In a strange contrast with standard Victorian mores, female “freaks” in particular, through their presence on the stage achieved a level of financial independence unknown to most women of their age. The fact remains that by indulging cultural and social violations by allowing the public to leer at their bodies, these remarkable people succeeded in shaping a place within the world for themselves; a world that adhere to the norms of the abnormal.
Chang and Eng Bunker, the original “Siamese Twins”, retired rich and famous to a plantation in North Carolina, where they not only owned slaves, but married two sisters and sired 21 children. General Tom Thumb (Charles Stratton) and his diminutive wife, Lavinia Warren, when not wowing admirers like Queen Victoria and President Roosevelt, loved entertaining friends in their Manhattan apartment or on their yacht.
Though the initiatives of the pious and concerned the popularity of the freak shows began to wane after the third decade of the 20th century throughout the world. In a morbid twist of irony, Germany in 1937 outlawed freak shows as being exploitive. The “sanitisation” of the undesirable, of course, being more humane than leering at the undesirable.
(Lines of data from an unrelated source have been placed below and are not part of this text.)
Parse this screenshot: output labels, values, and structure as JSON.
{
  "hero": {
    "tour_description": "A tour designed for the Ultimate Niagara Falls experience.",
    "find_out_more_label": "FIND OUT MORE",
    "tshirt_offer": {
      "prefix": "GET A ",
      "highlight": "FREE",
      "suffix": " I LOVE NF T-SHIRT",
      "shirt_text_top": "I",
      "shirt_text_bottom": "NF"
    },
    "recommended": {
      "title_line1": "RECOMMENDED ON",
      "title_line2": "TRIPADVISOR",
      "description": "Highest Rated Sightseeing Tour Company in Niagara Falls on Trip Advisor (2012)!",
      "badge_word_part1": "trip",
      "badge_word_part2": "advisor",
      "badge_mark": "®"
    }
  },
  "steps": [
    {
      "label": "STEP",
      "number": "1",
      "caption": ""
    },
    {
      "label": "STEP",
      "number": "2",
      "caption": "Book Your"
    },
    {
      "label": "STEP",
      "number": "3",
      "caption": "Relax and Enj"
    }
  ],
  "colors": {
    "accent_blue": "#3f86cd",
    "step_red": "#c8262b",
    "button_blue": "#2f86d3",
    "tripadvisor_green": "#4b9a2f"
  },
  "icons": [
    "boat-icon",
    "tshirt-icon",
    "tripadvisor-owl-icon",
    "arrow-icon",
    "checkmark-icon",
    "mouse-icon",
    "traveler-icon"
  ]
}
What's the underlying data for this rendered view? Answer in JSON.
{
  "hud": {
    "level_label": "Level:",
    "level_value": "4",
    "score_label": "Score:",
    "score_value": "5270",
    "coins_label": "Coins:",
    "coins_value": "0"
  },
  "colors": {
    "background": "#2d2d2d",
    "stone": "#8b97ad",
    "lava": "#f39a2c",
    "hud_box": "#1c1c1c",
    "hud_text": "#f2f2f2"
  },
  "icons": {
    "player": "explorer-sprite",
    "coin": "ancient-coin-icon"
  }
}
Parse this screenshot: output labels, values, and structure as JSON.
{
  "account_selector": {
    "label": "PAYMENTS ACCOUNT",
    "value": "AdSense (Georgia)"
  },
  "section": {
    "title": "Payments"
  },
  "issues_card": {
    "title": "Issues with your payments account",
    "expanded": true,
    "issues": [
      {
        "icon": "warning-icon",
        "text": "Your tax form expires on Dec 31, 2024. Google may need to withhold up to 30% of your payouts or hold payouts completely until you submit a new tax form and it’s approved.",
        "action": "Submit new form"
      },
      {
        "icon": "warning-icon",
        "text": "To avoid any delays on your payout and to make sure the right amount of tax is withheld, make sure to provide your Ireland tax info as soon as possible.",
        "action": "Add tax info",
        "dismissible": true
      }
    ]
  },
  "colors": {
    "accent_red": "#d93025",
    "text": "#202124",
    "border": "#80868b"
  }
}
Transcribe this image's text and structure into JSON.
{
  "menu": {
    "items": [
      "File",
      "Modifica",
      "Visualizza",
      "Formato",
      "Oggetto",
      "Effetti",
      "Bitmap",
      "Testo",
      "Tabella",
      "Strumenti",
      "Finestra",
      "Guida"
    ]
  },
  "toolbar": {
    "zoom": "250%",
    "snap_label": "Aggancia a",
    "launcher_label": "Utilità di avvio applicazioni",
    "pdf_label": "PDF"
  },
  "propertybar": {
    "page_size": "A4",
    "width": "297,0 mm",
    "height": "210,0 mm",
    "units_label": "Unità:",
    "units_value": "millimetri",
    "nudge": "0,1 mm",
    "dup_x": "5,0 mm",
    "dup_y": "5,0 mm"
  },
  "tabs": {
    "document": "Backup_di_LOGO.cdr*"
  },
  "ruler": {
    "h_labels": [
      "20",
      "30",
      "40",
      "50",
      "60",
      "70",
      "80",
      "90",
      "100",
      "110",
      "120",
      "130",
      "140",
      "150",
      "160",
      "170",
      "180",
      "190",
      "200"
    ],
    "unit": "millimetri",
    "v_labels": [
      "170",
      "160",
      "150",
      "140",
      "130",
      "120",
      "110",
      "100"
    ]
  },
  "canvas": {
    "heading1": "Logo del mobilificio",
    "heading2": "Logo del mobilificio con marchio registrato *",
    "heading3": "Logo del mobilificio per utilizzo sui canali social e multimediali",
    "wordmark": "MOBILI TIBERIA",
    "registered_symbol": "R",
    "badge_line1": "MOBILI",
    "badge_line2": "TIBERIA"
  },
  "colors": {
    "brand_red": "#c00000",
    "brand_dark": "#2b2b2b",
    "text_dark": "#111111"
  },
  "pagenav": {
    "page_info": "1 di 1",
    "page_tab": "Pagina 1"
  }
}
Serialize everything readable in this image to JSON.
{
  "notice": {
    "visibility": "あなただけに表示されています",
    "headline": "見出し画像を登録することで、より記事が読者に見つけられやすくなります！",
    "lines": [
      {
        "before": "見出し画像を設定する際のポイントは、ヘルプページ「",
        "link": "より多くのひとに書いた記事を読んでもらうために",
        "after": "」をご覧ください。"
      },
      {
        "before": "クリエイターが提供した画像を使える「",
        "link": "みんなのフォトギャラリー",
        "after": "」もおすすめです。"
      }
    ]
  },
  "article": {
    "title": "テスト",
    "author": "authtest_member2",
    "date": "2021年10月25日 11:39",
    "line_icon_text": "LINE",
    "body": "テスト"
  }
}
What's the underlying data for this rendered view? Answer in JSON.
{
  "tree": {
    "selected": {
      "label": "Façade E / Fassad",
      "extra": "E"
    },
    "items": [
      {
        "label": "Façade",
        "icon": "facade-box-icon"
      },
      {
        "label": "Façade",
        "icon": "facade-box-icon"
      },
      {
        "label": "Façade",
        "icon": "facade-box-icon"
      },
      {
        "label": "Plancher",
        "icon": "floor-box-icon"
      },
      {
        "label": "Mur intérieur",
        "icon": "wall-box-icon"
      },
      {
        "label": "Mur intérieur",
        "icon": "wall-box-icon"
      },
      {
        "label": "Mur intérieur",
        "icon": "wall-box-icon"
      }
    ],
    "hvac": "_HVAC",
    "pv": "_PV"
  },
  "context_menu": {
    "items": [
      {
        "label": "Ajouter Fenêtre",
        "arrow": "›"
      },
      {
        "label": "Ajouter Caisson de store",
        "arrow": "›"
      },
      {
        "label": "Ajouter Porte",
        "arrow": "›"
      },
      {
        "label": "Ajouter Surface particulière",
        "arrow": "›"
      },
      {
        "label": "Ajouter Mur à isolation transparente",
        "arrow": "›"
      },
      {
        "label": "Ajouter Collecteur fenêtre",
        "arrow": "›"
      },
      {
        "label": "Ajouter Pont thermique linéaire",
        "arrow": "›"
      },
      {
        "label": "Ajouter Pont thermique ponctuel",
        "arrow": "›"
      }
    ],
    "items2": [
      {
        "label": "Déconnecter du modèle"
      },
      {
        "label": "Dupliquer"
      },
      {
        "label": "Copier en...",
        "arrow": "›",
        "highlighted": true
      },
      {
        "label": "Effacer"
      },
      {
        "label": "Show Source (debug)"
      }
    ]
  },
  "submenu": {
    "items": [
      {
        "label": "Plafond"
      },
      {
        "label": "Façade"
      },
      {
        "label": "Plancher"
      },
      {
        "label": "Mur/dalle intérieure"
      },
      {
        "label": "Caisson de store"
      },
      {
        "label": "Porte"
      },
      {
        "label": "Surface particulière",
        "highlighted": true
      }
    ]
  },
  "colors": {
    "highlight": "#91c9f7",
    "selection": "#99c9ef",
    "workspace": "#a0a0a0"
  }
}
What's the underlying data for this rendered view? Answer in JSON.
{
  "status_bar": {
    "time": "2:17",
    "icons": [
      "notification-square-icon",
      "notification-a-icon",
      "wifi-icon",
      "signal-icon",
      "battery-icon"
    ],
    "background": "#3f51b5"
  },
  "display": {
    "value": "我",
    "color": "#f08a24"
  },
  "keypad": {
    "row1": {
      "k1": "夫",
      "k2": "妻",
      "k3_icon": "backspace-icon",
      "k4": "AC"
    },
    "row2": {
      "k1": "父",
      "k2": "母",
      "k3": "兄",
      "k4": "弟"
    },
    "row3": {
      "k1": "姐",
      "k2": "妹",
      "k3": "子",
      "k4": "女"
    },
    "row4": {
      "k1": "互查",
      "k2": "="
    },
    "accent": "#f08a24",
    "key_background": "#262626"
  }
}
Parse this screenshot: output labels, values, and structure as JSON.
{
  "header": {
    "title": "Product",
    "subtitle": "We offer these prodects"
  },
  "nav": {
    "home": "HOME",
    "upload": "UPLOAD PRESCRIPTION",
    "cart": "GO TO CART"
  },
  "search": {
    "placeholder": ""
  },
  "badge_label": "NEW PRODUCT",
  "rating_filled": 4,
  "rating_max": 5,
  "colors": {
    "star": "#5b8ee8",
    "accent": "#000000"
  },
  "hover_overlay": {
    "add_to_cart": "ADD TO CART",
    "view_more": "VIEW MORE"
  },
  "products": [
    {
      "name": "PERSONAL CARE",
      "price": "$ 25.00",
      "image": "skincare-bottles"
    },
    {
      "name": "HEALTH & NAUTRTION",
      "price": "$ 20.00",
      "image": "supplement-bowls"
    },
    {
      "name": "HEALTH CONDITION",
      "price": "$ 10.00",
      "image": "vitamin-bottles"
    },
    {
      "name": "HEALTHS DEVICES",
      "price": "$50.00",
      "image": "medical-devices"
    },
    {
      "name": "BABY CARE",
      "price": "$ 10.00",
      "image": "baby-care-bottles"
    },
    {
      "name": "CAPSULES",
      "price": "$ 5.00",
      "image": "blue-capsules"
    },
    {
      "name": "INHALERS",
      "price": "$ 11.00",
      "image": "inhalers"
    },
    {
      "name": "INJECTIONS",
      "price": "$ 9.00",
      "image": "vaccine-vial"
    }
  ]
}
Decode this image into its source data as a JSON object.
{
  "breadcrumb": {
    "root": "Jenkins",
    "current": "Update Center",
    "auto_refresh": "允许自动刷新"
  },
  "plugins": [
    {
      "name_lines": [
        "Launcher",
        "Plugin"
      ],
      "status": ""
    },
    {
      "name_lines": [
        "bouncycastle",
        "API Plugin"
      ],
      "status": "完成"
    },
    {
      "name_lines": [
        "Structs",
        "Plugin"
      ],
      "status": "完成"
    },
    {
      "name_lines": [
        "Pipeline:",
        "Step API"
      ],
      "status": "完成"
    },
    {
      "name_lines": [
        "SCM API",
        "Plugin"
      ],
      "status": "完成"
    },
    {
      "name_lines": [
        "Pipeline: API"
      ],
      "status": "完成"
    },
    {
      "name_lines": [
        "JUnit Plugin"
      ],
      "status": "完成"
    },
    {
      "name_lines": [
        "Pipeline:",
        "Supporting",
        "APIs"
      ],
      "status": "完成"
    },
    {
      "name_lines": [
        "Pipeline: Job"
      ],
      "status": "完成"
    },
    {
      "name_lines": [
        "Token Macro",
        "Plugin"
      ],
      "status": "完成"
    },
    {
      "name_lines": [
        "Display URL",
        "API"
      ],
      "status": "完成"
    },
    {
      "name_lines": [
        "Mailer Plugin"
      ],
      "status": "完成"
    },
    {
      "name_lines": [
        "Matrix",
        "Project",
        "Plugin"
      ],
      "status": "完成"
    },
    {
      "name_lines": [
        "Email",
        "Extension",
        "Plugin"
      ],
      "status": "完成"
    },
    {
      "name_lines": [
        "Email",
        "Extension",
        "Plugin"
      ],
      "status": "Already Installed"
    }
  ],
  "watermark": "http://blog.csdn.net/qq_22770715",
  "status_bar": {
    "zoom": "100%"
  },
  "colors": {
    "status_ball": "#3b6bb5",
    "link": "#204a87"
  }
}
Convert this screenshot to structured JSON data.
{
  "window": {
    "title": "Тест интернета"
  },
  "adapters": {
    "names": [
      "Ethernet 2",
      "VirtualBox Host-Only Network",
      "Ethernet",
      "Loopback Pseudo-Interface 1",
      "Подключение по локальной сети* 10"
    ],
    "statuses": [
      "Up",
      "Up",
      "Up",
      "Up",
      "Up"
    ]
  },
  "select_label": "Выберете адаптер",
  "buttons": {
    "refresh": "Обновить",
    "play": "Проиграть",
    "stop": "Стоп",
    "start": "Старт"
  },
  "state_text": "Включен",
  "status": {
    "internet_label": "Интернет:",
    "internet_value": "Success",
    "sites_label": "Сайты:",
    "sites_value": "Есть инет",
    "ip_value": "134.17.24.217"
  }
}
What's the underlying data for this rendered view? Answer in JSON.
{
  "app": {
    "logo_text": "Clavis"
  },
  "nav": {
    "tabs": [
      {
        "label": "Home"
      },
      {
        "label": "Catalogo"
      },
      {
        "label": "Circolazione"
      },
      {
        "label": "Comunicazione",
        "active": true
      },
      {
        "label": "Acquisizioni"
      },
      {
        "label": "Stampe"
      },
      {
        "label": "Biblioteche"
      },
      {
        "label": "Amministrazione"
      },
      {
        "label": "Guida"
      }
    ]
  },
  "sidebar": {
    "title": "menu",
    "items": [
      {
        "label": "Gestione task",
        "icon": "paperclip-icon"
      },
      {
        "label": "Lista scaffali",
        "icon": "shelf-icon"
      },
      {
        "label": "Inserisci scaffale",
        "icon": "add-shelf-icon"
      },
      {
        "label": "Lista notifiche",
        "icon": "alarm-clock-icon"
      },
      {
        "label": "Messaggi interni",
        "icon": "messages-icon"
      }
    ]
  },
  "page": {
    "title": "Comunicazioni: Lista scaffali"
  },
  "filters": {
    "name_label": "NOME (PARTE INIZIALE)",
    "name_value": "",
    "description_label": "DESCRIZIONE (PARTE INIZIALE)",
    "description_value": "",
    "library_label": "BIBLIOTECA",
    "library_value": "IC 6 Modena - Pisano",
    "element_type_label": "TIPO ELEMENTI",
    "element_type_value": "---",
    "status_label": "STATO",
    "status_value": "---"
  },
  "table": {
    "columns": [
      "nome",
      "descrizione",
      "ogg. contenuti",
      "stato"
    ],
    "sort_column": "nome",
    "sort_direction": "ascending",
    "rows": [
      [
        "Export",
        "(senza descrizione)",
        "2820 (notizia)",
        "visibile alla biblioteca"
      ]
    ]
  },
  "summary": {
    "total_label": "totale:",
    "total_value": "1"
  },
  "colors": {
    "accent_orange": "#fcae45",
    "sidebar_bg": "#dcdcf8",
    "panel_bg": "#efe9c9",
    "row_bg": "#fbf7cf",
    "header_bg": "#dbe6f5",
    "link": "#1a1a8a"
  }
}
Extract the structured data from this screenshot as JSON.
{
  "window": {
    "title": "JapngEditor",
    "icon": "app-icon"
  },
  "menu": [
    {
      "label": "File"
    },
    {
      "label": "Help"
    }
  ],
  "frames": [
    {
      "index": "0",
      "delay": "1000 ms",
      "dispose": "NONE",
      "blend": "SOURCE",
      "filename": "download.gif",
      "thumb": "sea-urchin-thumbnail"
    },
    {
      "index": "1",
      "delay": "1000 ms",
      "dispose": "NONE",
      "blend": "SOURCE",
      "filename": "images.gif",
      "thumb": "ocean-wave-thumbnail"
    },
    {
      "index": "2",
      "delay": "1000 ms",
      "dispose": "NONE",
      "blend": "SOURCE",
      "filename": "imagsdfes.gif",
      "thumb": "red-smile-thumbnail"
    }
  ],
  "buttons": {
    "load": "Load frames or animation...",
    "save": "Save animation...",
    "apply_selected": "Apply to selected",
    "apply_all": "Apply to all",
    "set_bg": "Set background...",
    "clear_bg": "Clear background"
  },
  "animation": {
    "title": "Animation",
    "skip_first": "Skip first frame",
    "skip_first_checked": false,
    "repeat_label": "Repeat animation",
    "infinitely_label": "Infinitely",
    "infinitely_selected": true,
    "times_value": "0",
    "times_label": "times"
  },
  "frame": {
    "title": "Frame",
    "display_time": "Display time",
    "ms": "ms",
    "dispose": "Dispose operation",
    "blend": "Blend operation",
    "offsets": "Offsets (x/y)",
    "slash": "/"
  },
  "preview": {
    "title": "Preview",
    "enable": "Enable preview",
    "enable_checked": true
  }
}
Today we still sanitise, through isolation and institutionalisation. We have exorcised our desire and attraction to the exotic so effectively, as to resort to turning ourselves into self-made oddities. Body-art has replaced “living miracles” and the “wonders of nature”.
So let us remember:
Julia Pastranna (Baboon Lady), Mary Ann Bevan (The World’s Homeliest Woman), Joseph Merricle (The Elephant Man), Martin Laurello (The Human Owl), Wang (The Human Unicorn), Eddie Masher (Skeleton Man), Ella Harper (Camel Girl), Felix Wehrie (Elastic Man), Stephan Bibrowsky (Lionel the Lion Faced Boy), Krao Farini (The Missing Link), Francis Flynn (General Mite), Alzora Lewis (Turtle Girl), Myrtle Corbin (The Four Legged Woman), Jack Earle (The Texas Giant), Lucia Zarate (The Puppet-Woman), Josephine Joseph (The Half-Woman Half-Man), Simon Metz (Schlitzie the Pinhead), Prince Randian (The Human Caterpillar), Grace McDaniels (The Mule-faced Woman) and Fedor Jeftichew (Jo-Jo, the Dog Faced Boy) and all other living miracles.
I hope that this collection of artworks inspire art patrons and the public to once again “see” and realise that beauty and humanity lies in the heart and the eye of the beholder. - Sandra Hanekom, August 2013